**WHAT TO WORK ON**
Please filter the entries for the word "JSON" and copy every line that has it.

Records from a data collection
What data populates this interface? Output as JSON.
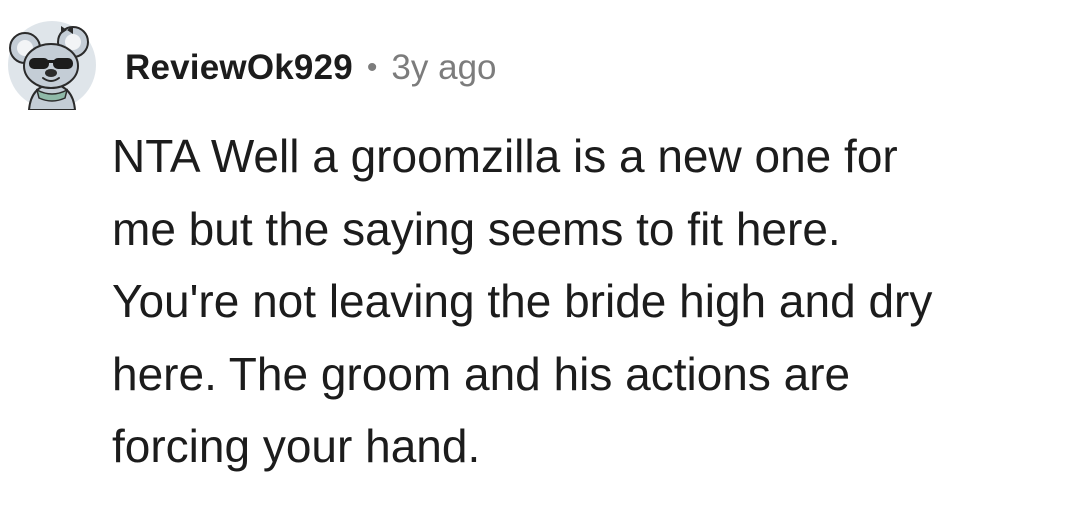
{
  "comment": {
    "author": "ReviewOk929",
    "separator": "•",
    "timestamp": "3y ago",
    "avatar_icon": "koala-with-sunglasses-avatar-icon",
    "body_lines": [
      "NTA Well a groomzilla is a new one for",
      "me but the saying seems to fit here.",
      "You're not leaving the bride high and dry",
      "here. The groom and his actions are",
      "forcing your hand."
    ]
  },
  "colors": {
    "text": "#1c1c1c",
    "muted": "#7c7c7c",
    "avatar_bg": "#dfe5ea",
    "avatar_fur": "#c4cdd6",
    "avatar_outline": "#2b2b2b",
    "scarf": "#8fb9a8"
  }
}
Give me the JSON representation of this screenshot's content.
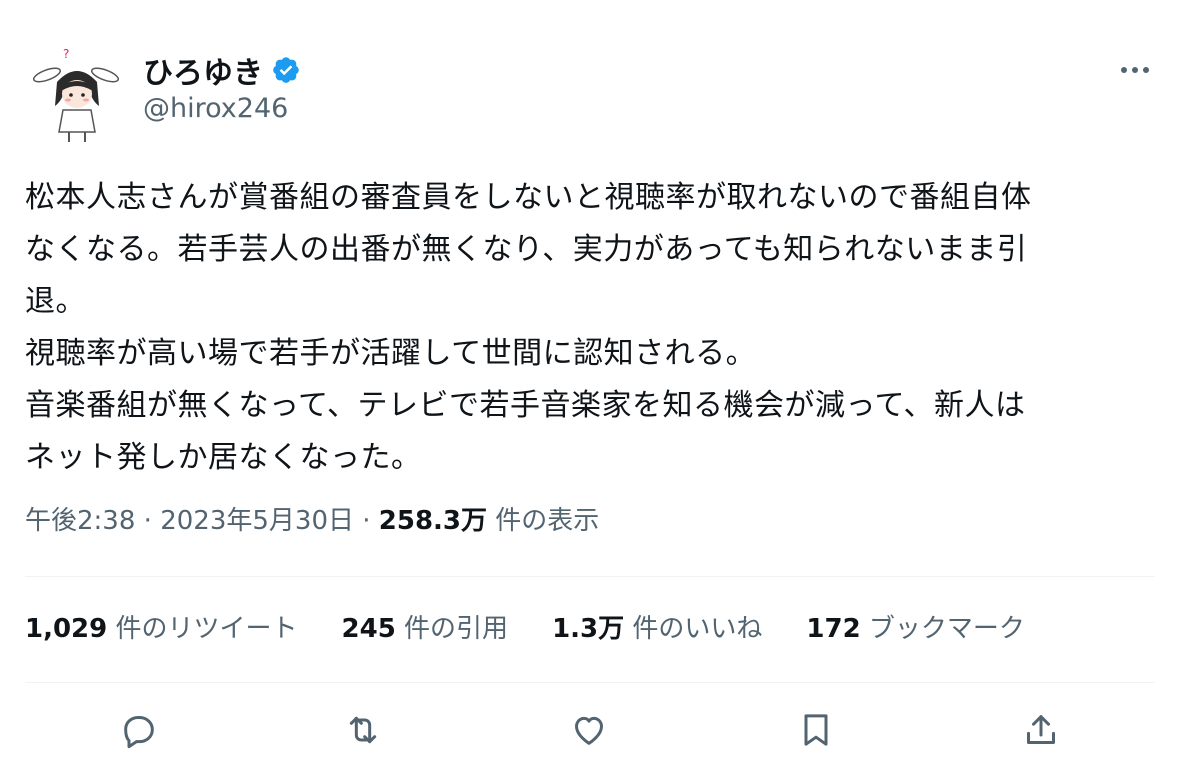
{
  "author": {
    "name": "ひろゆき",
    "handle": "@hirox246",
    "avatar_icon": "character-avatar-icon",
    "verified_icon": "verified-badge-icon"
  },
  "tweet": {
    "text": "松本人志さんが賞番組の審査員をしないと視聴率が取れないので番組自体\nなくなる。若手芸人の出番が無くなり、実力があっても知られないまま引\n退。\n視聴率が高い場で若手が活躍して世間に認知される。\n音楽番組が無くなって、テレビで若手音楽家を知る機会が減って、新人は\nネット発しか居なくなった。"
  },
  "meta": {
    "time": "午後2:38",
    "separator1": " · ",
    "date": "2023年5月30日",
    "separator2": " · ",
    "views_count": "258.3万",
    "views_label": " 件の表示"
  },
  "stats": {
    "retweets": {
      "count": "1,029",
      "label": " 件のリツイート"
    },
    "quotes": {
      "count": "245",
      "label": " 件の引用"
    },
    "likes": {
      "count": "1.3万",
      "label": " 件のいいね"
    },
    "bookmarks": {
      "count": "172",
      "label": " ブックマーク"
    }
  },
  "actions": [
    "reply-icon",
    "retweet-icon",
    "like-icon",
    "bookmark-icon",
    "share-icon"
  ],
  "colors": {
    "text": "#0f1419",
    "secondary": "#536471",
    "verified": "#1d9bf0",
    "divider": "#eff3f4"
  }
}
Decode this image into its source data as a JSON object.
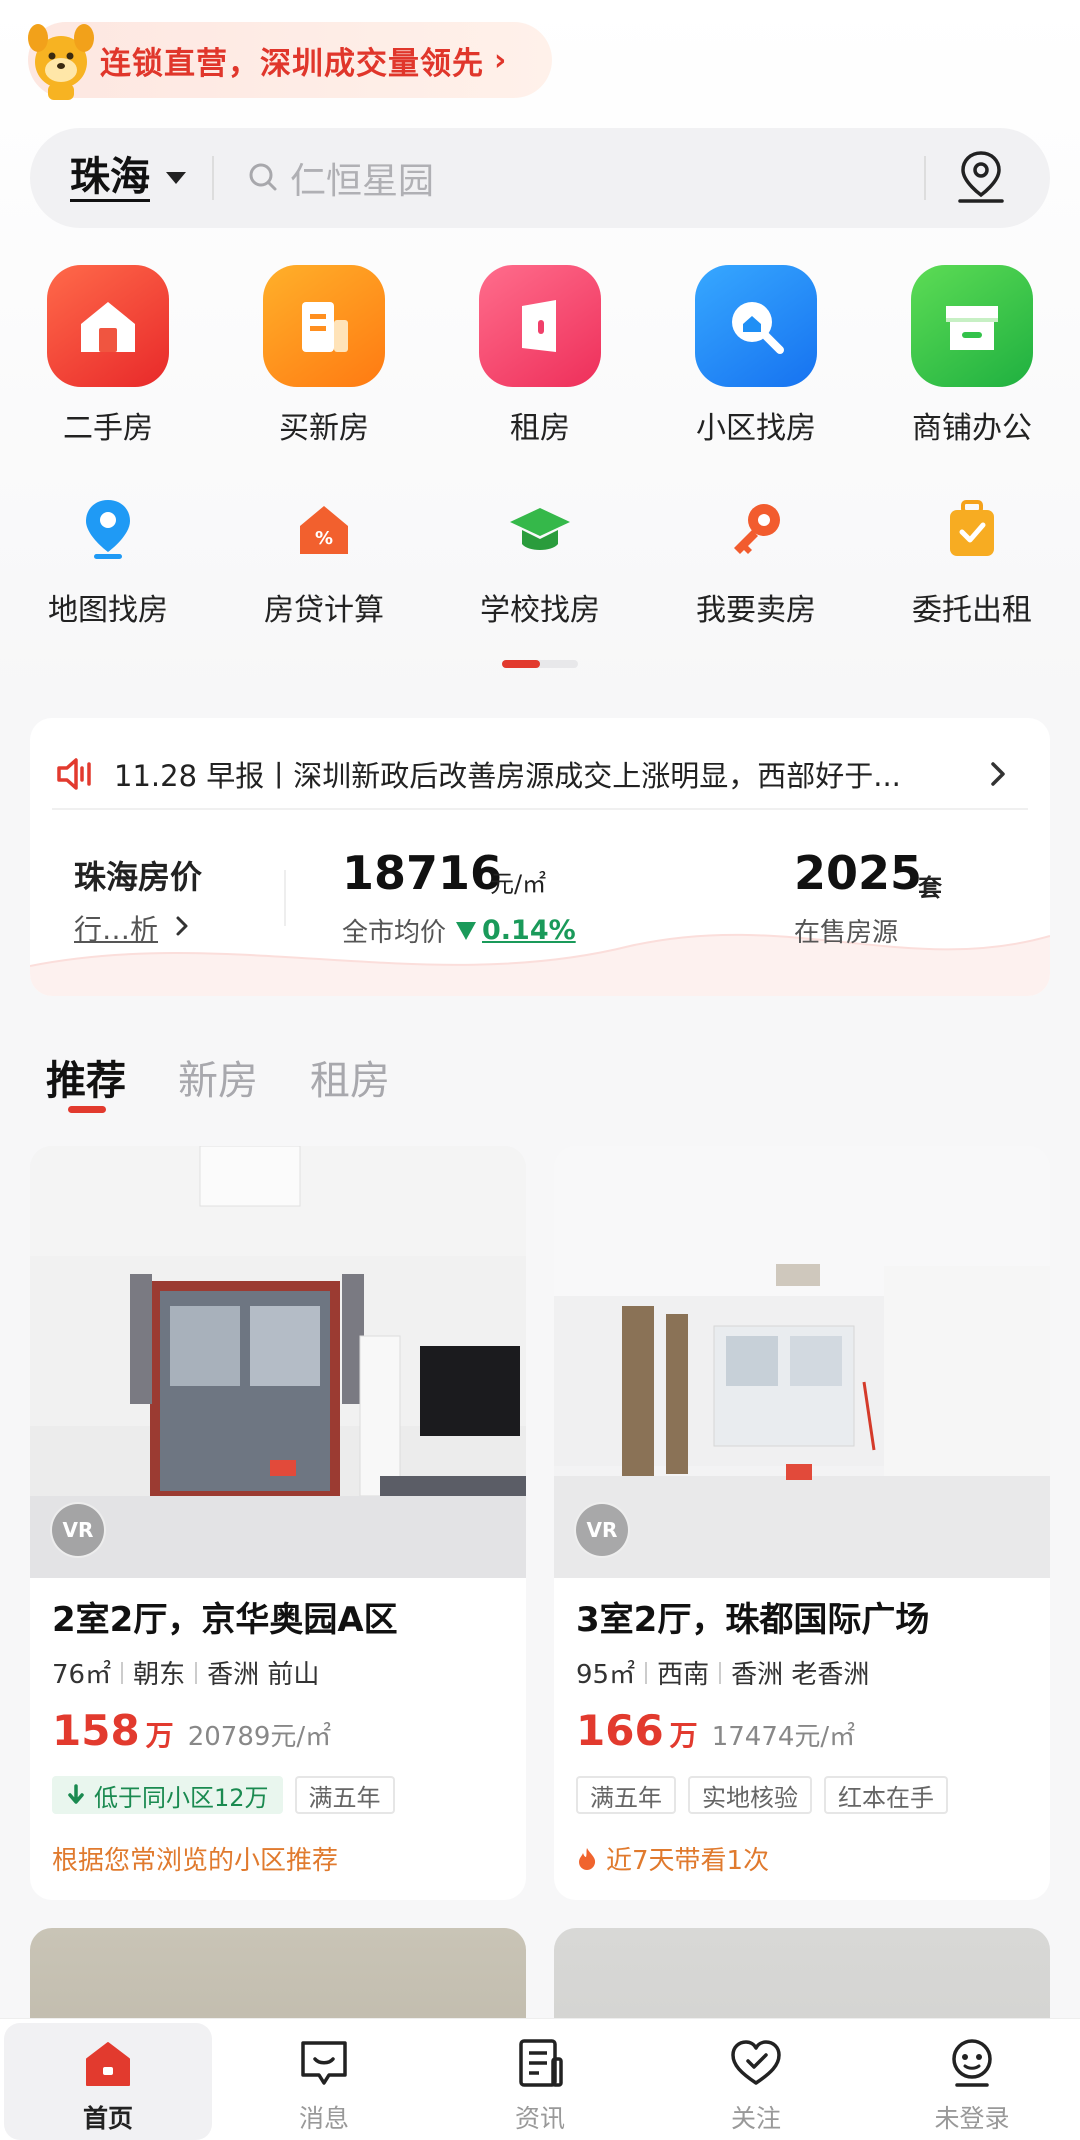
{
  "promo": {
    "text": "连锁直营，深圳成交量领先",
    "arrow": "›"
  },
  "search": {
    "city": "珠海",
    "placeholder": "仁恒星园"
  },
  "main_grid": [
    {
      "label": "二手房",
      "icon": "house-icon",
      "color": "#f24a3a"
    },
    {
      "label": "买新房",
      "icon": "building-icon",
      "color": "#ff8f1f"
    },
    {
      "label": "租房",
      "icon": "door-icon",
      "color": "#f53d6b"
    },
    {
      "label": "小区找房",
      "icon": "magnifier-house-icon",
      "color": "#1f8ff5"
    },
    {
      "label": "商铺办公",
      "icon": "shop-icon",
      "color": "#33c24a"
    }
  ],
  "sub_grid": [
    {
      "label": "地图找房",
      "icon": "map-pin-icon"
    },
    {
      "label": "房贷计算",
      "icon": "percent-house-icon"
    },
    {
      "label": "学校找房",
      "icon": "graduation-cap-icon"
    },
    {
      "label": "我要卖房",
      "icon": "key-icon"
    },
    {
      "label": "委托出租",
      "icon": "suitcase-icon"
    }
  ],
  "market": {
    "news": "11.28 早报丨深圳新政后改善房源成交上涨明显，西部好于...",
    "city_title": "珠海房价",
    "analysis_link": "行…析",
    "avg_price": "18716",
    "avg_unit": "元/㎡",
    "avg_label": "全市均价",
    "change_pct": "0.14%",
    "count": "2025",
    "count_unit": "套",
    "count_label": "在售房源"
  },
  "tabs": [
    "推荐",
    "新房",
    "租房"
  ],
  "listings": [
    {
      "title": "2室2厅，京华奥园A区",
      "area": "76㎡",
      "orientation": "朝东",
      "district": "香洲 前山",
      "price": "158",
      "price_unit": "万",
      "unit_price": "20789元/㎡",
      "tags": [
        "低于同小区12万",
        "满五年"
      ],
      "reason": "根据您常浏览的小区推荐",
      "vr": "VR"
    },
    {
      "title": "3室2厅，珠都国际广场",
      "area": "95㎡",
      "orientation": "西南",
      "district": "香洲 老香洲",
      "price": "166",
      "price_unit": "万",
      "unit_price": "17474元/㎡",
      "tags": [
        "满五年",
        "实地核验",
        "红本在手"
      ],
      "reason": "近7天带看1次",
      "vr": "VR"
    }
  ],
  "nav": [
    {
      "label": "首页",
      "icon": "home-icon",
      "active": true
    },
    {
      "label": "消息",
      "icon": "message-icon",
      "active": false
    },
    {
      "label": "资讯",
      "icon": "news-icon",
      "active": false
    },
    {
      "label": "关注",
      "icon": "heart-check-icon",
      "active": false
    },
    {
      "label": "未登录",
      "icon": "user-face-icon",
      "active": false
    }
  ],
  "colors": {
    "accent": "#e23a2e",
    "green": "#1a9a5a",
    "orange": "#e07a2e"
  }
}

**ANSWER TO THIS EXERCISE**
What data populates this interface? Output as JSON.
Give me the JSON representation of this screenshot's content.
Decode this image into its source data as a JSON object.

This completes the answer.